For its 50th birthday in 2022, at the forefront of a slew of new releases that includes chronographs, openworked and self-winding flying tourbillons, and various Offshore models, Audemars Piguet has revisited the Royal Oak “Jumbo” in a manner that pays homage to its legendary ancestor while also bringing it into a more modern technical era, outfitting it with a new in-house movement, Caliber 7121. The latter is a particularly significant development, as it marks the first time in 40 years that the model is powered by a movement other than Caliber 2121, which was, to be pointedly honest, never a full-fledged manufacture movement from AP, as it used the Jaeger-LeCoultre Caliber 920, also used by Patek Philippe and Vacheron Constantin in their own sport-luxury models, as its base.
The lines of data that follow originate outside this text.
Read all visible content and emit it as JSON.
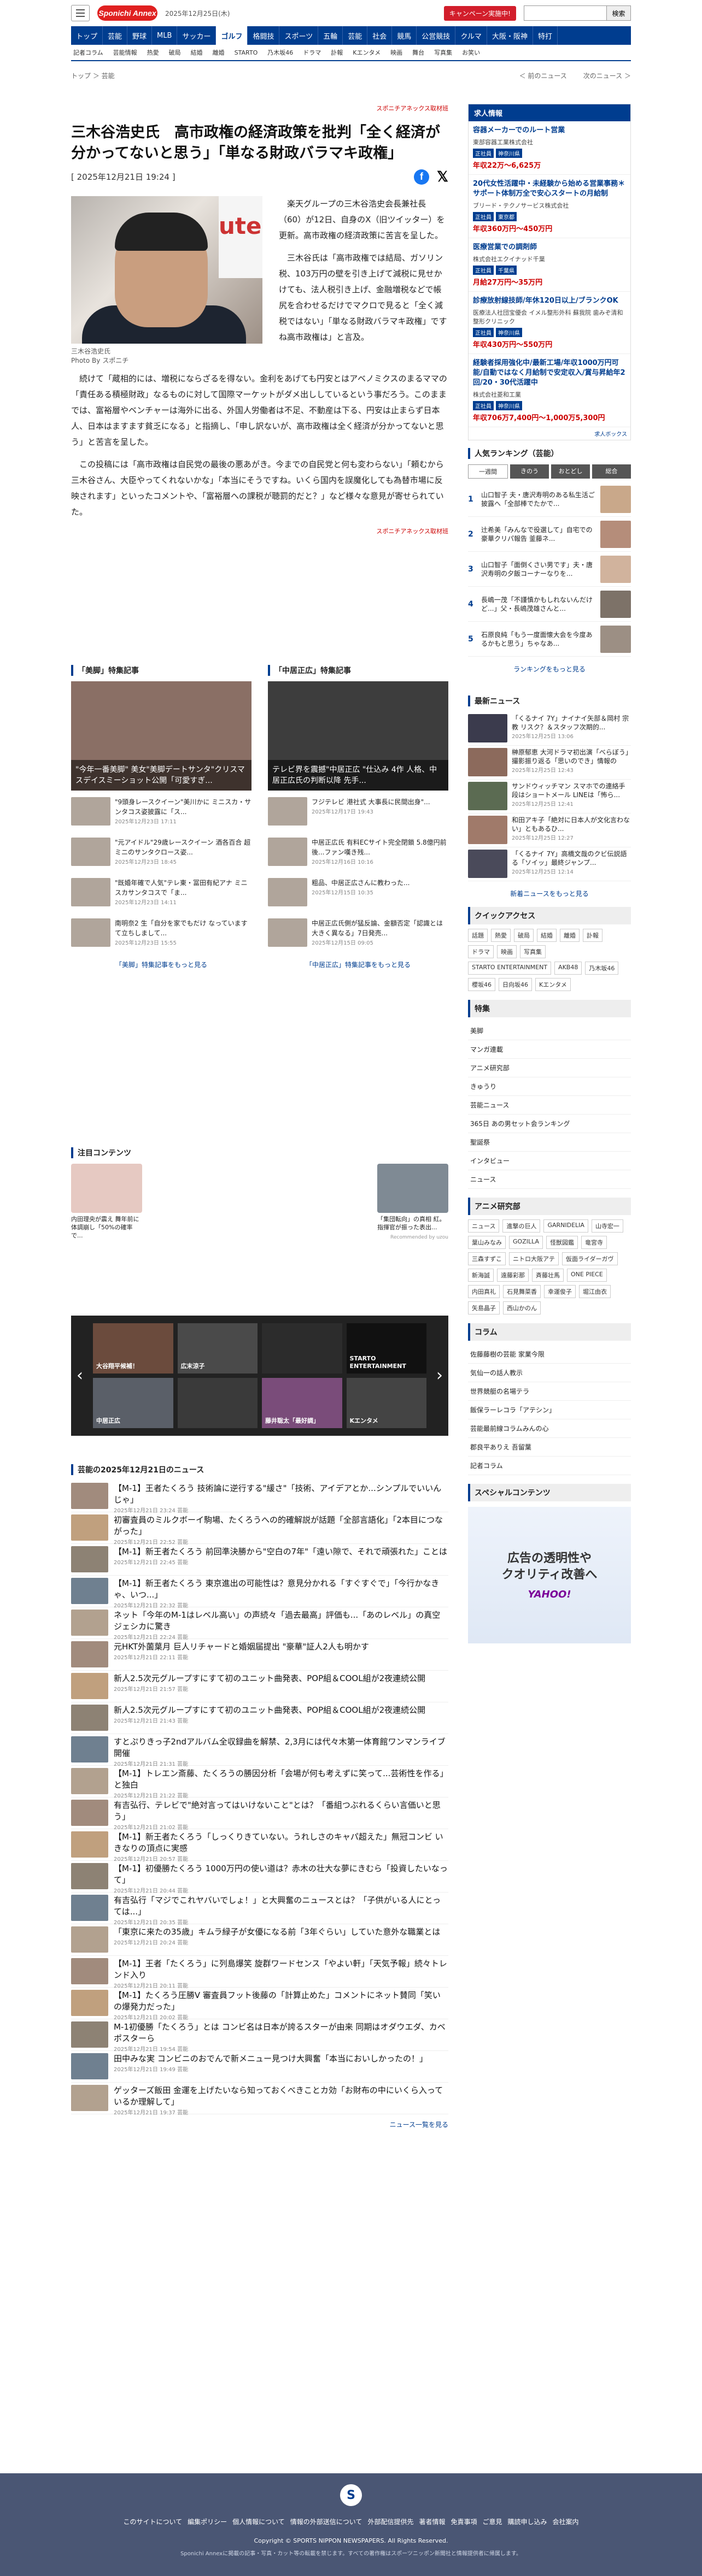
{
  "header": {
    "date": "2025年12月25日(木)",
    "campaign": "キャンペーン実施中!",
    "search_placeholder": "",
    "search_button": "検索",
    "logo": "Sponichi Annex"
  },
  "gnav": [
    "トップ",
    "芸能",
    "野球",
    "MLB",
    "サッカー",
    "ゴルフ",
    "格闘技",
    "スポーツ",
    "五輪",
    "芸能",
    "社会",
    "競馬",
    "公営競技",
    "クルマ",
    "大阪・阪神",
    "特打"
  ],
  "gnav_active": 5,
  "subnav": [
    "記者コラム",
    "芸能情報",
    "热愛",
    "破局",
    "結婚",
    "離婚",
    "STARTO",
    "乃木坂46",
    "ドラマ",
    "訃報",
    "Kエンタメ",
    "映画",
    "舞台",
    "写真集",
    "お笑い"
  ],
  "breadcrumb": "トップ ＞ 芸能",
  "pager": {
    "prev": "＜ 前のニュース",
    "next": "次のニュース ＞"
  },
  "article": {
    "pr_label": "スポニチアネックス取材班",
    "title": "三木谷浩史氏　高市政権の経済政策を批判「全く経済が分かってないと思う」「単なる財政バラマキ政権」",
    "date": "[ 2025年12月21日 19:24 ]",
    "photo_caption": "三木谷浩史氏\nPhoto By スポニチ",
    "p1": "楽天グループの三木谷浩史会長兼社長（60）が12日、自身のX（旧ツイッター）を更新。高市政権の経済政策に苦言を呈した。",
    "p2": "三木谷氏は「高市政権では結局、ガソリン税、103万円の壁を引き上げて減税に見せかけても、法人税引き上げ、金融増税などで帳尻を合わせるだけでマクロで見ると「全く減税ではない」「単なる財政バラマキ政権」ですね高市政権は」と言及。",
    "p3": "続けて「蔵相的には、増税にならざるを得ない。金利をあげても円安とはアベノミクスのまるママの「責任ある積極財政」なるものに対して国際マーケットがダメ出ししているという事だろう。このままでは、富裕層やベンチャーは海外に出る、外国人労働者は不足、不動産は下る、円安は止まらず日本人、日本はますます貧乏になる」と指摘し、「申し訳ないが、高市政権は全く経済が分かってないと思う」と苦言を呈した。",
    "p4": "この投稿には「高市政権は自民党の最後の悪あがき。今までの自民党と何も変わらない」「頼むから三木谷さん、大臣やってくれないかな」「本当にそうですね。いくら国内を誤魔化しても為替市場に反映されます」といったコメントや、「富裕層への課税が聴罰的だと？」など様々な意見が寄せられていた。",
    "pr_label2": "スポニチアネックス取材班"
  },
  "specials": [
    {
      "title": "「美脚」特集記事",
      "hero": "\"今年一番美脚\" 美女\"美脚デートサンタ\"クリスマスデイスミーショット公開「可愛すぎ...",
      "hero_date": "2025年12月24日 14:13",
      "items": [
        {
          "t": "\"9頭身レースクイーン\"美川かに ミニスカ・サンタコス姿披露に「ス...",
          "d": "2025年12月23日 17:11"
        },
        {
          "t": "\"元アイドル\"29歳レースクイーン 酒各百合 超ミニのサンタクロース姿...",
          "d": "2025年12月23日 18:45"
        },
        {
          "t": "\"既婚年確で人気\"テレ東・冨田有紀アナ ミニスカサンタコスで「ま...",
          "d": "2025年12月23日 14:11"
        },
        {
          "t": "南明奈2 生「自分を家でもだけ なっていますて立ちしまして...",
          "d": "2025年12月23日 15:55"
        }
      ],
      "more": "「美脚」特集記事をもっと見る"
    },
    {
      "title": "「中居正広」特集記事",
      "hero": "テレビ界を震撼\"中居正広 \"仕込み 4作 人格、中居正広氏の判断以降 先手...",
      "hero_date": "2025年12月21日 06:43",
      "items": [
        {
          "t": "フジテレビ 港社式 大事長に民間出身\"...",
          "d": "2025年12月17日 19:43"
        },
        {
          "t": "中居正広氏 有料ECサイト完全閉鎖 5.8億円前後...ファン嘆き残...",
          "d": "2025年12月16日 10:16"
        },
        {
          "t": "粗品、中居正広さんに教わった...",
          "d": "2025年12月15日 10:35"
        },
        {
          "t": "中居正広氏側が猛反論、金額否定「認識とは大きく異なる」7日発売...",
          "d": "2025年12月15日 09:05"
        }
      ],
      "more": "「中居正広」特集記事をもっと見る"
    }
  ],
  "attention": {
    "title": "注目コンテンツ",
    "items": [
      {
        "t": "内田理央が震え 舞年前に体調崩し「50%の確率で..."
      },
      {
        "t": ""
      },
      {
        "t": ""
      },
      {
        "t": ""
      },
      {
        "t": "「集団転向」の真相 紅。指揮官が振った表出...",
        "r": "Recommended by uzou"
      }
    ]
  },
  "carousel": {
    "cells": [
      "大谷翔平候補！",
      "広末涼子",
      "",
      "STARTO ENTERTAINMENT",
      "中居正広",
      "",
      "藤井聡太「最好調」",
      "Kエンタメ"
    ]
  },
  "newslist": {
    "title": "芸能の2025年12月21日のニュース",
    "items": [
      {
        "t": "【M-1】王者たくろう 技術論に逆行する\"緩さ\"「技術、アイデアとか...シンプルでいいんじゃ」",
        "d": "2025年12月21日 23:24 芸能"
      },
      {
        "t": "初審査員のミルクボーイ駒場、たくろうへの的確解説が話題「全部言語化」「2本目につながった」",
        "d": "2025年12月21日 22:52 芸能"
      },
      {
        "t": "【M-1】新王者たくろう 前回準決勝から\"空白の7年\"「遠い隙で、それで頑張れた」ことは",
        "d": "2025年12月21日 22:45 芸能"
      },
      {
        "t": "【M-1】新王者たくろう 東京進出の可能性は？意見分かれる「すぐすぐで」「今行かなきゃ、いつ...」",
        "d": "2025年12月21日 22:32 芸能"
      },
      {
        "t": "ネット「今年のM-1はレベル高い」の声続々「過去最高」評価も...「あのレベル」の真空ジェシカに驚き",
        "d": "2025年12月21日 22:24 芸能"
      },
      {
        "t": "元HKT外薗葉月 巨人リチャードと婚姻届提出 \"豪華\"証人2人も明かす",
        "d": "2025年12月21日 22:11 芸能"
      },
      {
        "t": "新人2.5次元グループすにすて初のユニット曲発表、POP組＆COOL組が2夜連続公開",
        "d": "2025年12月21日 21:57 芸能"
      },
      {
        "t": "新人2.5次元グループすにすて初のユニット曲発表、POP組＆COOL組が2夜連続公開",
        "d": "2025年12月21日 21:43 芸能"
      },
      {
        "t": "すとぷりきっ子2ndアルバム全収録曲を解禁、2,3月には代々木第一体育館ワンマンライブ開催",
        "d": "2025年12月21日 21:31 芸能"
      },
      {
        "t": "【M-1】トレエン斎藤、たくろうの勝因分析「会場が何も考えずに笑って...芸術性を作る」と独白",
        "d": "2025年12月21日 21:22 芸能"
      },
      {
        "t": "有吉弘行、テレビで\"絶対言ってはいけないこと\"とは？「番組つぶれるくらい言価いと思う」",
        "d": "2025年12月21日 21:02 芸能"
      },
      {
        "t": "【M-1】新王者たくろう「しっくりきていない。うれしさのキャパ超えた」無冠コンビ いきなりの頂点に実感",
        "d": "2025年12月21日 20:57 芸能"
      },
      {
        "t": "【M-1】初優勝たくろう 1000万円の使い道は？赤木の壮大な夢にきむら「投資したいなって」",
        "d": "2025年12月21日 20:44 芸能"
      },
      {
        "t": "有吉弘行「マジでこれヤバいでしょ！」と大興奮のニュースとは？「子供がいる人にとっては...」",
        "d": "2025年12月21日 20:35 芸能"
      },
      {
        "t": "「東京に来たの35歳」キムラ緑子が女優になる前「3年ぐらい」していた意外な職業とは",
        "d": "2025年12月21日 20:24 芸能"
      },
      {
        "t": "【M-1】王者「たくろう」に列島爆笑 旋群ワードセンス「やよい軒」「天気予報」続々トレンド入り",
        "d": "2025年12月21日 20:11 芸能"
      },
      {
        "t": "【M-1】たくろう圧勝V 審査員フット後藤の「計算止めた」コメントにネット賛同「笑いの爆発力だった」",
        "d": "2025年12月21日 20:02 芸能"
      },
      {
        "t": "M-1初優勝「たくろう」とは コンビ名は日本が誇るスターが由来 同期はオダウエダ、カベポスターら",
        "d": "2025年12月21日 19:54 芸能"
      },
      {
        "t": "田中みな実 コンビニのおでんで新メニュー見つけ大興奮「本当においしかったの！」",
        "d": "2025年12月21日 19:49 芸能"
      },
      {
        "t": "ゲッターズ飯田 金運を上げたいなら知っておくべきことカ効「お財布の中にいくら入っているか理解して」",
        "d": "2025年12月21日 19:37 芸能"
      }
    ],
    "more": "ニュース一覧を見る"
  },
  "side": {
    "jobs_title": "求人情報",
    "jobs": [
      {
        "t": "容器メーカーでのルート営業",
        "c": "東部容器工業株式会社",
        "tags": [
          "正社員",
          "神奈川県"
        ],
        "p": "年収22万～6,625万"
      },
      {
        "t": "20代女性活躍中・未経験から始める営業事務＊サポート体制万全で安心スタートの月給制",
        "c": "ブリード・テクノサービス株式会社",
        "tags": [
          "正社員",
          "東京都"
        ],
        "p": "年収360万円～450万円"
      },
      {
        "t": "医療営業での調剤師",
        "c": "株式会社エクイナッド千葉",
        "tags": [
          "正社員",
          "千葉県"
        ],
        "p": "月給27万円～35万円"
      },
      {
        "t": "診療放射線技師/年休120日以上/ブランクOK",
        "c": "医療法人社団宝優会 イメル整形外科 蘇我院 歯みぞ清和整形クリニック",
        "tags": [
          "正社員",
          "神奈川県"
        ],
        "p": "年収430万円～550万円"
      },
      {
        "t": "経験者採用強化中/最新工場/年収1000万円可能/自動ではなく月給制で安定収入/賞与昇給年2回/20・30代活躍中",
        "c": "株式会社菱和工業",
        "tags": [
          "正社員",
          "神奈川県"
        ],
        "p": "年収706万7,400円～1,000万5,300円"
      }
    ],
    "jobs_footer": "求人ボックス",
    "ranking_title": "人気ランキング（芸能）",
    "ranking_tabs": [
      "一週間",
      "きのう",
      "おとどし",
      "総合"
    ],
    "ranking": [
      {
        "n": "1",
        "t": "山口智子 夫・唐沢寿明のある私生活ご披露へ「全部棒でたかで..."
      },
      {
        "n": "2",
        "t": "辻希美「みんなで役選して」自宅での豪華クリパ報告 釜藤ネ..."
      },
      {
        "n": "3",
        "t": "山口智子「面倒くさい男です」夫・唐沢寿明の夕飯コーナーなりを..."
      },
      {
        "n": "4",
        "t": "長嶋一茂「不謹慎かもしれないんだけど...」父・長嶋茂雄さんと..."
      },
      {
        "n": "5",
        "t": "石原良純「もう一度面懐大会を今度あるかもと思う」ちゃなあ..."
      }
    ],
    "ranking_more": "ランキングをもっと見る",
    "latest_title": "最新ニュース",
    "latest": [
      {
        "t": "「くるナイ 7Y」ナイナイ矢部＆岡村 宗教 リスク？＆スタッフ次期的...",
        "d": "2025年12月25日 13:06"
      },
      {
        "t": "榊原郁恵 大河ドラマ初出演「べらぼう」撮影振り返る「思いのでき」情報の",
        "d": "2025年12月25日 12:43"
      },
      {
        "t": "サンドウィッチマン スマホでの連絡手段はショートメール LINEは「怖ら...",
        "d": "2025年12月25日 12:41"
      },
      {
        "t": "和田アキ子「絶対に日本人が文化言わない」ともあるひ...",
        "d": "2025年12月25日 12:27"
      },
      {
        "t": "「くるナイ 7Y」高橋文哉のクビ伝説語る「ソイッ」最終ジャンプ...",
        "d": "2025年12月25日 12:14"
      }
    ],
    "latest_more": "新着ニュースをもっと見る",
    "quick_title": "クイックアクセス",
    "quick": [
      "話題",
      "熱愛",
      "破局",
      "結婚",
      "離婚",
      "訃報",
      "ドラマ",
      "映画",
      "写真集",
      "STARTO ENTERTAINMENT",
      "AKB48",
      "乃木坂46",
      "櫻坂46",
      "日向坂46",
      "Kエンタメ"
    ],
    "feature_title": "特集",
    "feature": [
      "美脚",
      "マンガ連載",
      "アニメ研究部",
      "きゅうり",
      "芸能ニュース",
      "365日 あの男セット会ランキング",
      "聖誕祭",
      "インタビュー",
      "ニュース"
    ],
    "anime_title": "アニメ研究部",
    "anime": [
      "ニュース",
      "進撃の巨人",
      "GARNIDELIA",
      "山寺宏一",
      "葉山みなみ",
      "GOZILLA",
      "怪獣図鑑",
      "竜宮寺",
      "三森すずこ",
      "ニトロ大阪アテ",
      "仮面ライダーガヴ",
      "新海誠",
      "遠藤彩那",
      "斉藤壮馬",
      "ONE PIECE",
      "内田真礼",
      "石見舞菜香",
      "幸運俊子",
      "堀江由衣",
      "矢島晶子",
      "西山かのん"
    ],
    "column_title": "コラム",
    "column": [
      "佐藤藤樹の芸能 家業今限",
      "気仙一の話人教示",
      "世界競艇の名場テラ",
      "飯保ラーレコラ「アテシン」",
      "芸能最前線コラムみんの心",
      "郡良平ありえ 吾留葉",
      "記者コラム"
    ],
    "special_title": "スペシャルコンテンツ",
    "ad_text": "広告の透明性や\nクオリティ改善へ",
    "ad_brand": "YAHOO!"
  },
  "footer": {
    "links": [
      "このサイトについて",
      "編集ポリシー",
      "個人情報について",
      "情報の外部送信について",
      "外部配信提供先",
      "著者情報",
      "免責事項",
      "ご意見",
      "購読申し込み",
      "会社案内"
    ],
    "copy": "Copyright © SPORTS NIPPON NEWSPAPERS. All Rights Reserved.",
    "note": "Sponichi Annexに掲載の記事・写真・カット等の転載を禁じます。すべての著作権はスポーツニッポン新聞社と情報提供者に帰属します。"
  }
}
On the outside, the new watch, technically dubbed the Royal Oak “Jumbo” Extra-Thin Ref. 16202, will be very familiar to fans of the 1972 original, as Audemars Piguet has resurrected the shade of blue used for the vintage piece’s dial, called “Bleu Nuit, Nuage 50,” which is darker than the tone used for more recent models. The “AP” appliqué has been subtly moved from its former position at 12 o’clock to a new home at 6 o’clock. The “Jumbo” steel case remains 39 mm in diameter and just 8 mm thick. Inside, however, the new self-winding movement offers better shock resistance thanks to its full balance bridge, an increased frequency of 28,800 vph, and a lengthier power reserve of 55 hours. As a bonus, the models equipped with this new caliber (which include references in rose gold, yellow gold and platinum, each with its own colorful fumé dial rather than the traditional blue one) use a version of it with a special 50th-anniversary rotor that will only be produced in 2022.
The impact of that original Royal Oak watch is difficult to overstate and next to impossible to ignore when one looks across the breadth of luxury sport watches that dominate the market today and some of the elements they have in common. The aforementioned Patek Philippe Nautilus, Genta’s other iconic brainchild, applies several of the Royal Oak’s signatures while also establishing several influential and much-emulated features of its own. Vacheron Constantin’s Overseas collection — at one point widely believed to be another Genta design but actually not — has come on strong in recent years as that high-luxury brand’s leader model. Beyond these two familiar examples, the integrated-bracelet, geometrical-bezel look pioneered by the Royal Oak has more of less exploded in recent years on models from a wide range of brands at a similarly broad variety of price points: the Girard-Perregaux Laureato, Chopard Alpine Eagle, Bell & Ross BR 05, A. Lange & Sohne Odysseus, Tissot PRX, Hublot Big Bang Integral, Baume & Mercier Riviera, and Frederique Constant Highlife are just a handful of modern timepieces that owe at least some stylistic debt to the Royal Oak. The only question that remains is, how many more timepieces might we be able to say that about when the Royal Oak turns 75 in 2047, or even when it hits the century mark in 2072?